The pivoted chest and back supports, coupled with the open design of the Atlas brace really does make this brace unique – you only have to wear it in front of a mirror and move around like your riding (or having a fit) to see it move and contort with the body without sacrificing it’s position in relation to your head.
This is what it’s all about at the end of the day – preventing hyper extension of the neck. This is the extension where the neck brakes, but as a rider wearing a helmet, the brace provides a barrier to stop the head rolling past the point of no return. Providing the brace does this effectively and without damaging other sensitive areas of the body during a fall, the rest is fit, comfort, price and aesthetics…

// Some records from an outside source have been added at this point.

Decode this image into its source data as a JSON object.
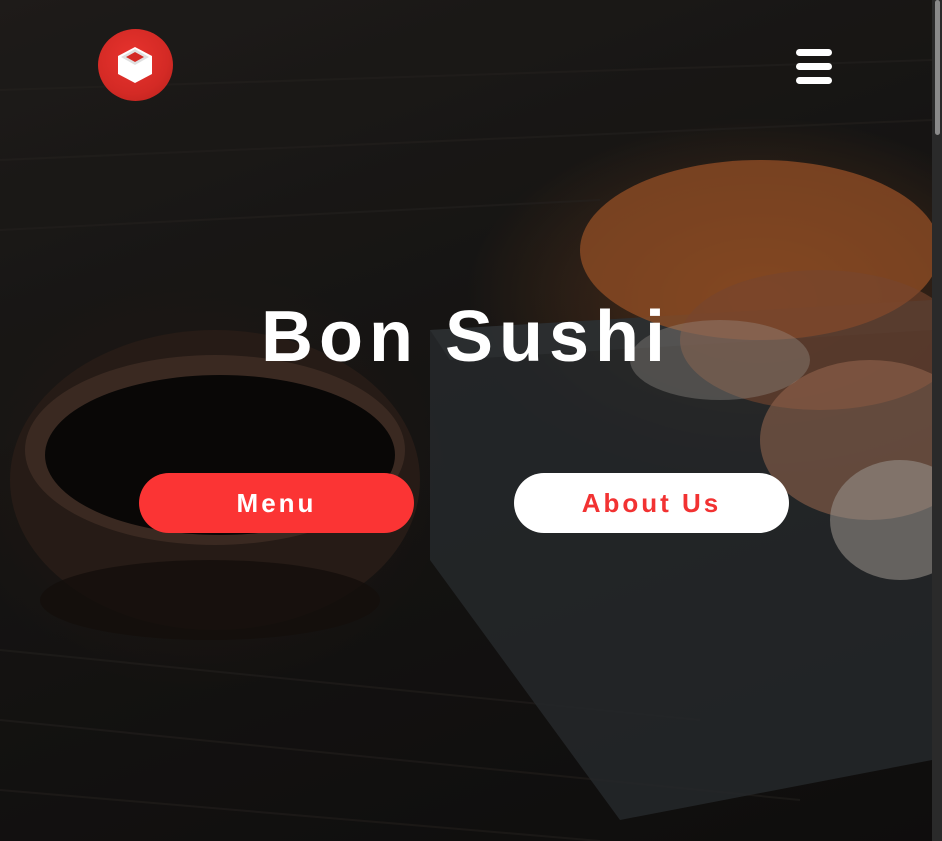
{
  "brand": {
    "logo_icon": "cube-icon",
    "accent_color": "#fb3434"
  },
  "header": {
    "menu_icon": "hamburger-menu-icon"
  },
  "hero": {
    "title": "Bon Sushi",
    "buttons": {
      "menu_label": "Menu",
      "about_label": "About Us"
    }
  }
}
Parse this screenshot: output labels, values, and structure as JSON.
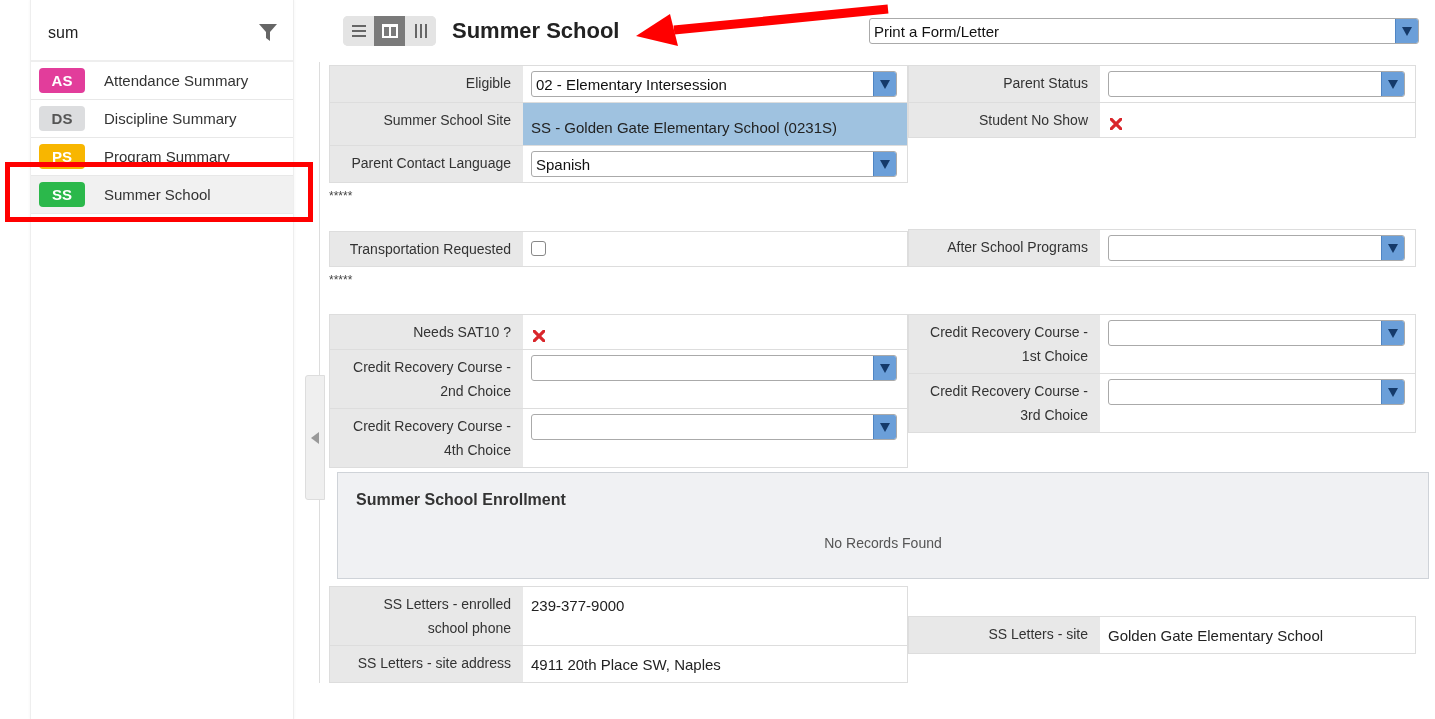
{
  "sidebar": {
    "search": {
      "value": "sum"
    },
    "items": [
      {
        "badge": "AS",
        "label": "Attendance Summary",
        "color": "#e23d9b",
        "selected": false
      },
      {
        "badge": "DS",
        "label": "Discipline Summary",
        "color": "#dcdddf",
        "selected": false
      },
      {
        "badge": "PS",
        "label": "Program Summary",
        "color": "#f8b600",
        "selected": false
      },
      {
        "badge": "SS",
        "label": "Summer School",
        "color": "#2bb84b",
        "selected": true
      }
    ]
  },
  "header": {
    "views": [
      {
        "kind": "list",
        "selected": false
      },
      {
        "kind": "split",
        "selected": true
      },
      {
        "kind": "columns",
        "selected": false
      }
    ],
    "title": "Summer School",
    "print_menu": {
      "value": "Print a Form/Letter"
    }
  },
  "blocks": [
    {
      "kind": "fields",
      "left": [
        {
          "label": "Eligible",
          "kind": "select",
          "value": "02 - Elementary Intersession"
        },
        {
          "label": "Summer School Site",
          "kind": "highlight",
          "value": "SS - Golden Gate Elementary School (0231S)"
        },
        {
          "label": "Parent Contact Language",
          "kind": "select",
          "value": "Spanish"
        }
      ],
      "right": [
        {
          "label": "Parent Status",
          "kind": "select"
        },
        {
          "label": "Student No Show",
          "kind": "cross"
        }
      ]
    },
    {
      "kind": "separator",
      "text": "*****"
    },
    {
      "kind": "fields",
      "left": [
        {
          "label": "Transportation Requested",
          "kind": "checkbox",
          "checked": false
        }
      ],
      "right": [
        {
          "label": "After School Programs",
          "kind": "select"
        }
      ]
    },
    {
      "kind": "separator",
      "text": "*****"
    },
    {
      "kind": "fields",
      "left": [
        {
          "label": "Needs SAT10 ?",
          "kind": "cross"
        },
        {
          "label": "Credit Recovery Course - 2nd Choice",
          "kind": "select"
        },
        {
          "label": "Credit Recovery Course - 4th Choice",
          "kind": "select"
        }
      ],
      "right": [
        {
          "label": "Credit Recovery Course - 1st Choice",
          "kind": "select"
        },
        {
          "label": "Credit Recovery Course - 3rd Choice",
          "kind": "select"
        }
      ]
    },
    {
      "kind": "panel",
      "title": "Summer School Enrollment",
      "message": "No Records Found"
    },
    {
      "kind": "fields",
      "left": [
        {
          "label": "SS Letters - enrolled school phone",
          "kind": "text",
          "value": "239-377-9000"
        },
        {
          "label": "SS Letters - site address",
          "kind": "text",
          "value": "4911 20th Place SW, Naples"
        }
      ],
      "right": [
        {
          "label": "SS Letters - site",
          "kind": "text",
          "value": "Golden Gate Elementary School"
        }
      ]
    }
  ]
}
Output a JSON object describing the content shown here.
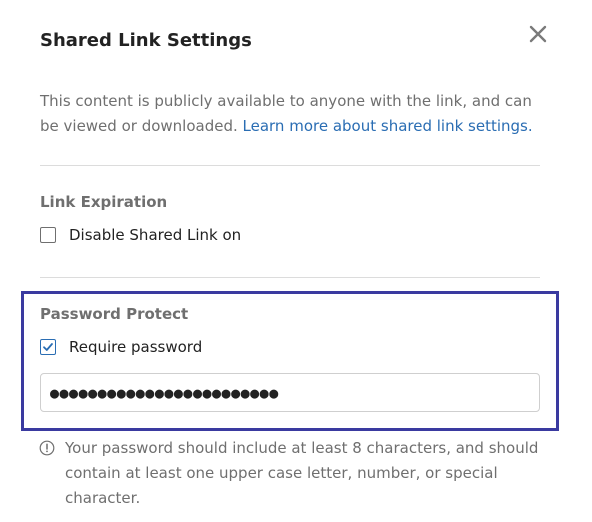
{
  "dialog": {
    "title": "Shared Link Settings",
    "close_icon": "close-icon",
    "description_text": "This content is publicly available to anyone with the link, and can be viewed or downloaded. ",
    "learn_more_link": "Learn more about shared link settings."
  },
  "link_expiration": {
    "label": "Link Expiration",
    "checkbox_label": "Disable Shared Link on",
    "checked": false
  },
  "password_protect": {
    "label": "Password Protect",
    "checkbox_label": "Require password",
    "checked": true,
    "password_value": "●●●●●●●●●●●●●●●●●●●●●●●●",
    "hint_icon": "info-alert-icon",
    "hint": "Your password should include at least 8 characters, and should contain at least one upper case letter, number, or special character."
  },
  "colors": {
    "accent": "#2a6db3",
    "highlight_border": "#3a3aa0",
    "text_primary": "#222222",
    "text_secondary": "#6f6f6f",
    "divider": "#dcdcdc"
  }
}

Lets talk numbers. The Atlas Original at £250 is £50 less than the Leatt DBX Comp 4, Leatt’s middle of the range brace, which is also 100 grams lighter than the Atlas. The Atlas’s fit and function is on a par with the Leatt, with both designs offering the consumer a great product designed to prevent something pretty bad from happening. The Leatt is a touch on the comfier side when it comes to handling the brace, but once on, there’s not much between them and you can only notice that 100 grams in your hands. Where the Atlas truly has the Leatt licked, is the ability to hose it down after a muddy/ dusty day on the hill without the need to break it down, hand wash and hang dry another delicate item of kit. If your familiar with the Leatt or have one with white parts to the pad (which quickly turn brown – black every time folks, please…), you’ll know this frustration – at least if you look after you kit?
Neck braces need to restrict the kind of movement we may never experience yet unrestrict the movements we make every few seconds when riding bikes off-road – this equation must be a tough one to crack, but the Atlas never gave us any concerns and quickly settled into being an everyday item of kit…
All in all, the Atlas brace is the first neck brace that’s made me look away from the Leatt, a design I know like the back of my hand and one that works really well. The Atlas brace has performed flawlessly and hasn’t once caused any concern or discomfort. It’s priced really well considering the market place and the construction quality I right up there. Although designed to do a serious job, the Atlas is also a good looking piece of kit and with all the colours available, a carbon option for those with deep pockets and the option to go wild with after market graphics of even stealth it out, it really is a great product.
That said, I’d really like to try the Atlas Crank brace, specifically designed for a bicycle application offering the rider yet more adjustability to perfect the fit and feel. Whether the Crank would address any of the minor niggles found on the Original brace remains to be seen, but in the meantime, I’d recommend taking a closer look at the Atlas brace – it really is a unique piece of kit that I think we’ll start to see regularly in the world of Mountain Bikes.
Atlas Brace is exclusively distributed in the UK by Decade Europe and for everything Atlas and brace, hit the logo below. Happy trails, Olly.